WORK TO COMPLETE: For each line in the data below that holds "label", return a copy.

RECORD EXCERPTS:

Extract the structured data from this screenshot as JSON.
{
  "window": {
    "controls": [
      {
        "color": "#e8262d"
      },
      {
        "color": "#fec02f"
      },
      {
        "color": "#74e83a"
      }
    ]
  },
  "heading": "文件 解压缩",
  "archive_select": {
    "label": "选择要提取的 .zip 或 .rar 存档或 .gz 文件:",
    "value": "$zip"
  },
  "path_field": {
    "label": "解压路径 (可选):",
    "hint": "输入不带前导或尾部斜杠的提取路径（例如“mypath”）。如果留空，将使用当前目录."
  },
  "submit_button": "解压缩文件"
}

EXERCISE RESULT:
    "label": "选择要提取的 .zip 或 .rar 存档或 .gz 文件:",
    "label": "解压路径 (可选):",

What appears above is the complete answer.